**Task details**
Tally the lines in the following entries that include the word "annotation"; state only the total.

Stored items:
================

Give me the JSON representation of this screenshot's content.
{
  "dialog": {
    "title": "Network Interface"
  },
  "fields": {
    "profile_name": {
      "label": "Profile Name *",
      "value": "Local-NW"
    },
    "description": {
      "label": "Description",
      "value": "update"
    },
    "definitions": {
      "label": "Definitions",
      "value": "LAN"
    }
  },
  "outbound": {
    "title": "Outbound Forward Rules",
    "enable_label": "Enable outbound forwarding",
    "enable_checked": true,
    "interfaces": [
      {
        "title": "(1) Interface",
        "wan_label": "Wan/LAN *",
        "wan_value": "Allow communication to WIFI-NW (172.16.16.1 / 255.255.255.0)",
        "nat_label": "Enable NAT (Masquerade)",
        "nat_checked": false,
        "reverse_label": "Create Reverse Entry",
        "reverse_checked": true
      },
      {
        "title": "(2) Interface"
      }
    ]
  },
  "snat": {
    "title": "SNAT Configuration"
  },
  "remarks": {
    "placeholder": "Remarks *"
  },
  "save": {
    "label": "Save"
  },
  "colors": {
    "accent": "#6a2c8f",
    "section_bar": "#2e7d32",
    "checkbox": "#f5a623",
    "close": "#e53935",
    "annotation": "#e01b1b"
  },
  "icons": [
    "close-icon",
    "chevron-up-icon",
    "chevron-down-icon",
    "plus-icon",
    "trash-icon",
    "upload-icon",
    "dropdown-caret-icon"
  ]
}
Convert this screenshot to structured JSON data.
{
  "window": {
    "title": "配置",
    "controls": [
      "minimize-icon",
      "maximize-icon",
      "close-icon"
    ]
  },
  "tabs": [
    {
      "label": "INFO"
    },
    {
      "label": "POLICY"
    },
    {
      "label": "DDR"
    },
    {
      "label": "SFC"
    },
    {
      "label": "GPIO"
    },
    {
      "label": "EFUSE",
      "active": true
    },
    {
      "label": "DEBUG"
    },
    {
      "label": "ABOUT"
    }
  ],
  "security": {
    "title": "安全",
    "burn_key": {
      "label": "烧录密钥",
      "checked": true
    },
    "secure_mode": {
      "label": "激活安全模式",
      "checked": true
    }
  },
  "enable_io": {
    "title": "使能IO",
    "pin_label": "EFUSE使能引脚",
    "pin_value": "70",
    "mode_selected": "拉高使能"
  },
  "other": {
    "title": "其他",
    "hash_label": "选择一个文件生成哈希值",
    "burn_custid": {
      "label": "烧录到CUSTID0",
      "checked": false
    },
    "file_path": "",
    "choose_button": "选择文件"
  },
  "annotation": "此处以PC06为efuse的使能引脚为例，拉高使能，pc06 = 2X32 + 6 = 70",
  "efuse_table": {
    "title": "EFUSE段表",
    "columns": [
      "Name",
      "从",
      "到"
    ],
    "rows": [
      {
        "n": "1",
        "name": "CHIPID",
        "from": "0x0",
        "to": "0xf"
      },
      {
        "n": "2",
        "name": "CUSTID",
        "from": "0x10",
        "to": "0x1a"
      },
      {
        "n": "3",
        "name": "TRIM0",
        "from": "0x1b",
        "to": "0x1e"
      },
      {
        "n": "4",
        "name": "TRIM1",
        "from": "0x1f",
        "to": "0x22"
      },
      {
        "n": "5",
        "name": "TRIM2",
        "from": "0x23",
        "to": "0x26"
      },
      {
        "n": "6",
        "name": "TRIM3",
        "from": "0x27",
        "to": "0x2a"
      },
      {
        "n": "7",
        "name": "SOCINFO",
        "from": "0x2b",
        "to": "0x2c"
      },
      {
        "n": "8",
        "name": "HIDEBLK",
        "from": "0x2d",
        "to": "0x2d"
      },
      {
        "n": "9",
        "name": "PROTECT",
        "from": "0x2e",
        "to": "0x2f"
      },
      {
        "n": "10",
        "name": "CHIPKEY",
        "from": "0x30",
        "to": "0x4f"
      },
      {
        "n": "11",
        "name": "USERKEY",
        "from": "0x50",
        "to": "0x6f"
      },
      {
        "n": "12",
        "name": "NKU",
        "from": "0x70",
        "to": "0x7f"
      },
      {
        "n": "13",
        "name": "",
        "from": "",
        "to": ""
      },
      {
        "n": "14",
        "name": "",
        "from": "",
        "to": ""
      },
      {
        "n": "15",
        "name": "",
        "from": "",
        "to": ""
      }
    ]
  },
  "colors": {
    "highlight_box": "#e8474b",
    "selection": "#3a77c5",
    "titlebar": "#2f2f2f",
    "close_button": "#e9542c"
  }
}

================

**Finished exercise**
2